## TASK BRIEF
From the entries that follow, list every line in which the string "description" appears.

GIVEN RECORDS Block Start

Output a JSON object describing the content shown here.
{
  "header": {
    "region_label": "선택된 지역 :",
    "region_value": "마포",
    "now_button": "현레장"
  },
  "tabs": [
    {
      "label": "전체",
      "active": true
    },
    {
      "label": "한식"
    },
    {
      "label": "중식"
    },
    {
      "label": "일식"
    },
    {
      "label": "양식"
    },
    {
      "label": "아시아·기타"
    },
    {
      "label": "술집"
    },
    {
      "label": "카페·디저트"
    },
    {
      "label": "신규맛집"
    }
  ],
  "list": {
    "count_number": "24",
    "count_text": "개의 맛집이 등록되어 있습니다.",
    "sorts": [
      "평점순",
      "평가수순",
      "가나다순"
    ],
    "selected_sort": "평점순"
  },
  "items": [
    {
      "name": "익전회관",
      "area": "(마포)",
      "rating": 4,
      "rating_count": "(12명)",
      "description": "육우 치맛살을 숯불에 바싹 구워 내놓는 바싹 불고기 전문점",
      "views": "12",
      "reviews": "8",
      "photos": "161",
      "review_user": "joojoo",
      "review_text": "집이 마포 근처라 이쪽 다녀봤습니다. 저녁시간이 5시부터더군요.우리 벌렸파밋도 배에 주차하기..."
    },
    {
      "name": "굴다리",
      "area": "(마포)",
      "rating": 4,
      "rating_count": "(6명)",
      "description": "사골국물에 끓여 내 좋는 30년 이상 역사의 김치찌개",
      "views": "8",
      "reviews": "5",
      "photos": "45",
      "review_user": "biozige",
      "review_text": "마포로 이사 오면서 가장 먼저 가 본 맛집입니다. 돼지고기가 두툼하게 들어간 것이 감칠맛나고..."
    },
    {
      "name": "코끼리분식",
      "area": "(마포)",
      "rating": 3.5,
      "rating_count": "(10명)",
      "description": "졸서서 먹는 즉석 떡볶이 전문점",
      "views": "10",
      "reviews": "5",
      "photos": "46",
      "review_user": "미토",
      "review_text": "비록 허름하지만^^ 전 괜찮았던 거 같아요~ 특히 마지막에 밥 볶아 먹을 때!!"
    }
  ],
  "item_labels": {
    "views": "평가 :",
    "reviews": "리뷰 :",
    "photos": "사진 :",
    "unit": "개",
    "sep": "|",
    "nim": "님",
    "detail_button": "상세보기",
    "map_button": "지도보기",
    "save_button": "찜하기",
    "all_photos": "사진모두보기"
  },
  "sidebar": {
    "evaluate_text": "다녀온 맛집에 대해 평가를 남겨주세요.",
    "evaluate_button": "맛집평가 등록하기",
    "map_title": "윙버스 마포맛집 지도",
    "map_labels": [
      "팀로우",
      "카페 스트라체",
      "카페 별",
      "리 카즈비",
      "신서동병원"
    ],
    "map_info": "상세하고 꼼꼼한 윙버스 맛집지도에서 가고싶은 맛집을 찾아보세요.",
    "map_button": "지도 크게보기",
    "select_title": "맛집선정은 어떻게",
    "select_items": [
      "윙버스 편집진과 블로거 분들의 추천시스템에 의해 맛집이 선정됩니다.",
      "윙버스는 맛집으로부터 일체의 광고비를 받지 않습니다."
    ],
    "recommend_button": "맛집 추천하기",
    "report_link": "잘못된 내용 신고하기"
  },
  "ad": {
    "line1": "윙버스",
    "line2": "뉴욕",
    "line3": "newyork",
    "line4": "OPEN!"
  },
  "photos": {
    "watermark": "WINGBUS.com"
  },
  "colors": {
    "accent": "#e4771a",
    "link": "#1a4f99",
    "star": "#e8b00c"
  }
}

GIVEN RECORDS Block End

## EXERCISE RESULT
      "description": "육우 치맛살을 숯불에 바싹 구워 내놓는 바싹 불고기 전문점",
      "description": "사골국물에 끓여 내 좋는 30년 이상 역사의 김치찌개",
      "description": "졸서서 먹는 즉석 떡볶이 전문점",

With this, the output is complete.